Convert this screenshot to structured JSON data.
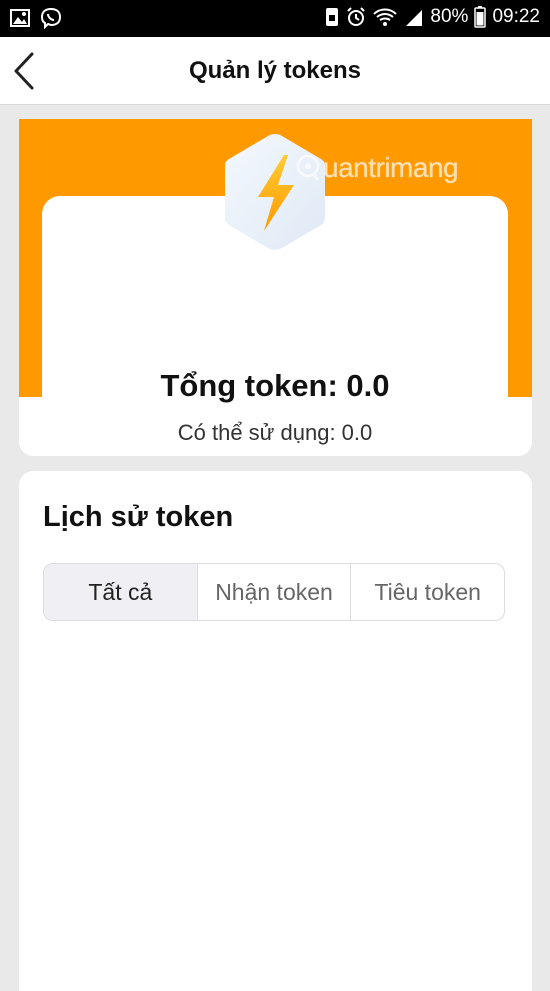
{
  "status_bar": {
    "battery": "80%",
    "time": "09:22",
    "icons": [
      "gallery-icon",
      "viber-icon",
      "alarm-icon",
      "wifi-icon",
      "signal-icon",
      "battery-icon"
    ]
  },
  "header": {
    "title": "Quản lý tokens",
    "back_icon": "chevron-left-icon"
  },
  "summary": {
    "total_label": "Tổng token: 0.0",
    "available_label": "Có thể sử dụng: 0.0",
    "badge_icon": "lightning-icon",
    "watermark": "uantrimang"
  },
  "history": {
    "title": "Lịch sử token",
    "tabs": [
      {
        "label": "Tất cả",
        "active": true
      },
      {
        "label": "Nhận token",
        "active": false
      },
      {
        "label": "Tiêu token",
        "active": false
      }
    ]
  },
  "colors": {
    "accent": "#ff9900",
    "background": "#e9e9e9",
    "tab_active": "#efeff4"
  }
}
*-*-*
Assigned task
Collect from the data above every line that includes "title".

Output for this exercise
    "title": "Quản lý tokens",
    "title": "Lịch sử token",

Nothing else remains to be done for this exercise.